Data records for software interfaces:

* * * * * * * * *

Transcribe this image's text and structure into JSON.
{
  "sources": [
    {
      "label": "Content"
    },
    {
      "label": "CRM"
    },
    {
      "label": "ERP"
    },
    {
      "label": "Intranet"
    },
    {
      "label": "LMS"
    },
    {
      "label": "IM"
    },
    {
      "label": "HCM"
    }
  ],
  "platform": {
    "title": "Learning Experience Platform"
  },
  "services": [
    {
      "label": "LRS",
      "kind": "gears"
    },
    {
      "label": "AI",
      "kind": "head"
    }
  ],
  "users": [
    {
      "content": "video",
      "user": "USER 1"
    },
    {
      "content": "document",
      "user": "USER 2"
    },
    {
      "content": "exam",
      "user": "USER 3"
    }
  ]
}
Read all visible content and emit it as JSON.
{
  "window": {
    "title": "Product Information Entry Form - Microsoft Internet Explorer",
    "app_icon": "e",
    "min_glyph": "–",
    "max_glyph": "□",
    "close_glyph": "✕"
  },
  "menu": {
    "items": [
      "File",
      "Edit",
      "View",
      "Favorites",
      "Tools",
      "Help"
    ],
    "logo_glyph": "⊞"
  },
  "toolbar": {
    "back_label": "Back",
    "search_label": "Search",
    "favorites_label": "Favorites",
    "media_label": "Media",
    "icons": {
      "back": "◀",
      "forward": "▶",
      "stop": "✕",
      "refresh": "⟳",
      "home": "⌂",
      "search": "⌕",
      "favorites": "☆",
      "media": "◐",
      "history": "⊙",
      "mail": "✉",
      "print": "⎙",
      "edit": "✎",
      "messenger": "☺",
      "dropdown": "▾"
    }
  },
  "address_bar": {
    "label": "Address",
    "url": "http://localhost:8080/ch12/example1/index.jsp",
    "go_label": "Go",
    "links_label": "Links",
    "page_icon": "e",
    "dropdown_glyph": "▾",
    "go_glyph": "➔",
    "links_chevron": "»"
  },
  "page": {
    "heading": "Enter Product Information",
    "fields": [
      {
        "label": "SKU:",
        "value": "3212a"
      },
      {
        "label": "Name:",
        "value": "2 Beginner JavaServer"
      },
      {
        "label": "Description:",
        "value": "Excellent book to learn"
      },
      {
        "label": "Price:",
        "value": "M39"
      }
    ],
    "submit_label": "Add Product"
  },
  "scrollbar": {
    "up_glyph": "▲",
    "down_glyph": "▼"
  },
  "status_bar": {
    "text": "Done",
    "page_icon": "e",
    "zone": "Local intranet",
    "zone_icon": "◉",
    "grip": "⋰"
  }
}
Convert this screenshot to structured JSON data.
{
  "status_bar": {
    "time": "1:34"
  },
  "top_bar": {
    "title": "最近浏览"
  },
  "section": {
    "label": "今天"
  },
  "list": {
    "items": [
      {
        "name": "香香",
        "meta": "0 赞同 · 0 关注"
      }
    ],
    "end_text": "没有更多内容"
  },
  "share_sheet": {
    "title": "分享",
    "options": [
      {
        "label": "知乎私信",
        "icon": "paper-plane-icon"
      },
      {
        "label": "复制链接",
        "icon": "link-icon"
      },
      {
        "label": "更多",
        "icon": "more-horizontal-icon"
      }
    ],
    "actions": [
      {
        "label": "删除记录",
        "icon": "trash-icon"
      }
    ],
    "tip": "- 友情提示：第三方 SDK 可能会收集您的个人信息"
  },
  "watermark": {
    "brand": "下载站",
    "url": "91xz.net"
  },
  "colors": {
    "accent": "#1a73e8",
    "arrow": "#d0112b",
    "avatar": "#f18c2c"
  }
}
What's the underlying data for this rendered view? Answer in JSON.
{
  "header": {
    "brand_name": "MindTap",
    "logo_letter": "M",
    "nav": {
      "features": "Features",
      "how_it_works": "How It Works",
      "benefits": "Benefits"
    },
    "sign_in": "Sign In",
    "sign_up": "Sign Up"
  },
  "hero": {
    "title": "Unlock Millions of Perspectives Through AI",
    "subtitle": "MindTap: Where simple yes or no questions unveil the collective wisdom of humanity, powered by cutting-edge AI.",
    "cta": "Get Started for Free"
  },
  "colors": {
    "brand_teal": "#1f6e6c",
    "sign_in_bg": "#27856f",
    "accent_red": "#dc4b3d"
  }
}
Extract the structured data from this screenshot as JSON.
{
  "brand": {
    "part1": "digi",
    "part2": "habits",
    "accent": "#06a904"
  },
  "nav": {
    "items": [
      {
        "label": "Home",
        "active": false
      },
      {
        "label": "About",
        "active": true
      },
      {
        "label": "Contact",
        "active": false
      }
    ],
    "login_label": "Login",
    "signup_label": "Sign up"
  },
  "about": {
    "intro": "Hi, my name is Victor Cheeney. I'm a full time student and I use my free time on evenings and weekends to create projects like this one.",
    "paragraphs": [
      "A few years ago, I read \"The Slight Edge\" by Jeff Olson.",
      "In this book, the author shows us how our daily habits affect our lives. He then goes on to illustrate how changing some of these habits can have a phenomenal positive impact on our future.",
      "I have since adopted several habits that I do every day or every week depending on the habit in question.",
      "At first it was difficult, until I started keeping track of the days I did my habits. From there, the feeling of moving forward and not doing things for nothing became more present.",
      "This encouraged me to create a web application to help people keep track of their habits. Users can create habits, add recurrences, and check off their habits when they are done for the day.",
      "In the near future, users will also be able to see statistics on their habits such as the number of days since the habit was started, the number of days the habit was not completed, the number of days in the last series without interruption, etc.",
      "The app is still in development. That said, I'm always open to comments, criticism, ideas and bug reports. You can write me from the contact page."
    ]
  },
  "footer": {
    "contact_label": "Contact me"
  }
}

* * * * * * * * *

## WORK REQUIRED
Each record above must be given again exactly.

## FINISHED TASK
Transcribe this image's text and structure into JSON.
{
  "sources": [
    {
      "label": "Content"
    },
    {
      "label": "CRM"
    },
    {
      "label": "ERP"
    },
    {
      "label": "Intranet"
    },
    {
      "label": "LMS"
    },
    {
      "label": "IM"
    },
    {
      "label": "HCM"
    }
  ],
  "platform": {
    "title": "Learning Experience Platform"
  },
  "services": [
    {
      "label": "LRS",
      "kind": "gears"
    },
    {
      "label": "AI",
      "kind": "head"
    }
  ],
  "users": [
    {
      "content": "video",
      "user": "USER 1"
    },
    {
      "content": "document",
      "user": "USER 2"
    },
    {
      "content": "exam",
      "user": "USER 3"
    }
  ]
}
Read all visible content and emit it as JSON.
{
  "window": {
    "title": "Product Information Entry Form - Microsoft Internet Explorer",
    "app_icon": "e",
    "min_glyph": "–",
    "max_glyph": "□",
    "close_glyph": "✕"
  },
  "menu": {
    "items": [
      "File",
      "Edit",
      "View",
      "Favorites",
      "Tools",
      "Help"
    ],
    "logo_glyph": "⊞"
  },
  "toolbar": {
    "back_label": "Back",
    "search_label": "Search",
    "favorites_label": "Favorites",
    "media_label": "Media",
    "icons": {
      "back": "◀",
      "forward": "▶",
      "stop": "✕",
      "refresh": "⟳",
      "home": "⌂",
      "search": "⌕",
      "favorites": "☆",
      "media": "◐",
      "history": "⊙",
      "mail": "✉",
      "print": "⎙",
      "edit": "✎",
      "messenger": "☺",
      "dropdown": "▾"
    }
  },
  "address_bar": {
    "label": "Address",
    "url": "http://localhost:8080/ch12/example1/index.jsp",
    "go_label": "Go",
    "links_label": "Links",
    "page_icon": "e",
    "dropdown_glyph": "▾",
    "go_glyph": "➔",
    "links_chevron": "»"
  },
  "page": {
    "heading": "Enter Product Information",
    "fields": [
      {
        "label": "SKU:",
        "value": "3212a"
      },
      {
        "label": "Name:",
        "value": "2 Beginner JavaServer"
      },
      {
        "label": "Description:",
        "value": "Excellent book to learn"
      },
      {
        "label": "Price:",
        "value": "M39"
      }
    ],
    "submit_label": "Add Product"
  },
  "scrollbar": {
    "up_glyph": "▲",
    "down_glyph": "▼"
  },
  "status_bar": {
    "text": "Done",
    "page_icon": "e",
    "zone": "Local intranet",
    "zone_icon": "◉",
    "grip": "⋰"
  }
}
Convert this screenshot to structured JSON data.
{
  "status_bar": {
    "time": "1:34"
  },
  "top_bar": {
    "title": "最近浏览"
  },
  "section": {
    "label": "今天"
  },
  "list": {
    "items": [
      {
        "name": "香香",
        "meta": "0 赞同 · 0 关注"
      }
    ],
    "end_text": "没有更多内容"
  },
  "share_sheet": {
    "title": "分享",
    "options": [
      {
        "label": "知乎私信",
        "icon": "paper-plane-icon"
      },
      {
        "label": "复制链接",
        "icon": "link-icon"
      },
      {
        "label": "更多",
        "icon": "more-horizontal-icon"
      }
    ],
    "actions": [
      {
        "label": "删除记录",
        "icon": "trash-icon"
      }
    ],
    "tip": "- 友情提示：第三方 SDK 可能会收集您的个人信息"
  },
  "watermark": {
    "brand": "下载站",
    "url": "91xz.net"
  },
  "colors": {
    "accent": "#1a73e8",
    "arrow": "#d0112b",
    "avatar": "#f18c2c"
  }
}
What's the underlying data for this rendered view? Answer in JSON.
{
  "header": {
    "brand_name": "MindTap",
    "logo_letter": "M",
    "nav": {
      "features": "Features",
      "how_it_works": "How It Works",
      "benefits": "Benefits"
    },
    "sign_in": "Sign In",
    "sign_up": "Sign Up"
  },
  "hero": {
    "title": "Unlock Millions of Perspectives Through AI",
    "subtitle": "MindTap: Where simple yes or no questions unveil the collective wisdom of humanity, powered by cutting-edge AI.",
    "cta": "Get Started for Free"
  },
  "colors": {
    "brand_teal": "#1f6e6c",
    "sign_in_bg": "#27856f",
    "accent_red": "#dc4b3d"
  }
}
Extract the structured data from this screenshot as JSON.
{
  "brand": {
    "part1": "digi",
    "part2": "habits",
    "accent": "#06a904"
  },
  "nav": {
    "items": [
      {
        "label": "Home",
        "active": false
      },
      {
        "label": "About",
        "active": true
      },
      {
        "label": "Contact",
        "active": false
      }
    ],
    "login_label": "Login",
    "signup_label": "Sign up"
  },
  "about": {
    "intro": "Hi, my name is Victor Cheeney. I'm a full time student and I use my free time on evenings and weekends to create projects like this one.",
    "paragraphs": [
      "A few years ago, I read \"The Slight Edge\" by Jeff Olson.",
      "In this book, the author shows us how our daily habits affect our lives. He then goes on to illustrate how changing some of these habits can have a phenomenal positive impact on our future.",
      "I have since adopted several habits that I do every day or every week depending on the habit in question.",
      "At first it was difficult, until I started keeping track of the days I did my habits. From there, the feeling of moving forward and not doing things for nothing became more present.",
      "This encouraged me to create a web application to help people keep track of their habits. Users can create habits, add recurrences, and check off their habits when they are done for the day.",
      "In the near future, users will also be able to see statistics on their habits such as the number of days since the habit was started, the number of days the habit was not completed, the number of days in the last series without interruption, etc.",
      "The app is still in development. That said, I'm always open to comments, criticism, ideas and bug reports. You can write me from the contact page."
    ]
  },
  "footer": {
    "contact_label": "Contact me"
  }
}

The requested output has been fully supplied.